> _WHAT YOU NEED TO DO_: Below are the records; copy out every line that holds the word "here".

(AVAILABLE DATA begins)

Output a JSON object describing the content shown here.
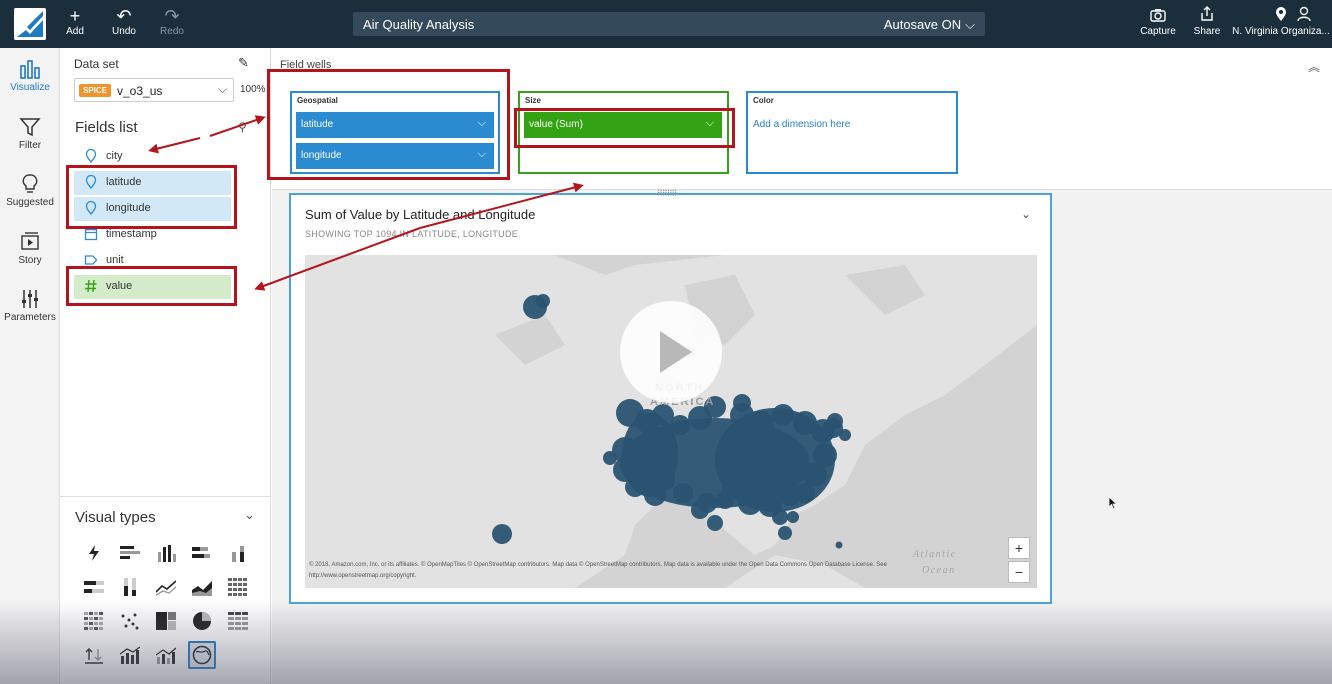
{
  "topbar": {
    "add_label": "Add",
    "undo_label": "Undo",
    "redo_label": "Redo",
    "analysis_title": "Air Quality Analysis",
    "autosave_label": "Autosave ON",
    "capture_label": "Capture",
    "share_label": "Share",
    "region_label": "N. Virginia Organiza..."
  },
  "rail": {
    "items": [
      {
        "label": "Visualize",
        "icon": "bar-chart-icon"
      },
      {
        "label": "Filter",
        "icon": "funnel-icon"
      },
      {
        "label": "Suggested",
        "icon": "lightbulb-icon"
      },
      {
        "label": "Story",
        "icon": "story-icon"
      },
      {
        "label": "Parameters",
        "icon": "sliders-icon"
      }
    ]
  },
  "panel": {
    "dataset_label": "Data set",
    "spice_badge": "SPICE",
    "dataset_name": "v_o3_us",
    "dataset_pct": "100%",
    "fields_title": "Fields list",
    "fields": [
      {
        "name": "city",
        "icon": "geo-pin-icon"
      },
      {
        "name": "latitude",
        "icon": "geo-pin-icon"
      },
      {
        "name": "longitude",
        "icon": "geo-pin-icon"
      },
      {
        "name": "timestamp",
        "icon": "calendar-icon"
      },
      {
        "name": "unit",
        "icon": "tag-icon"
      },
      {
        "name": "value",
        "icon": "hash-icon"
      }
    ],
    "visual_types_title": "Visual types"
  },
  "wells": {
    "title": "Field wells",
    "geospatial_label": "Geospatial",
    "geo_fields": [
      "latitude",
      "longitude"
    ],
    "size_label": "Size",
    "size_field": "value (Sum)",
    "color_label": "Color",
    "color_placeholder": "Add a dimension here"
  },
  "visual": {
    "title": "Sum of Value by Latitude and Longitude",
    "subtitle": "SHOWING TOP 1094 IN LATITUDE, LONGITUDE",
    "map_label_continent": "NORTH AMERICA",
    "map_label_ocean": "Atlantic Ocean",
    "attribution": "© 2018, Amazon.com, Inc. or its affiliates. © OpenMapTiles © OpenStreetMap contributors. Map data © OpenStreetMap contributors. Map data is available under the Open Data Commons Open Database License. See",
    "attribution_url": "http://www.openstreetmap.org/copyright.",
    "zoom_in": "+",
    "zoom_out": "−"
  },
  "colors": {
    "topbar": "#1b2e3c",
    "accent_blue": "#2b8bd1",
    "accent_green": "#33a313",
    "annotation_red": "#b4141c",
    "bubble": "#2a5371"
  }
}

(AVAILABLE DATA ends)

> _SOLUTION_:
Output a JSON object describing the content shown here.
    "color_placeholder": "Add a dimension here"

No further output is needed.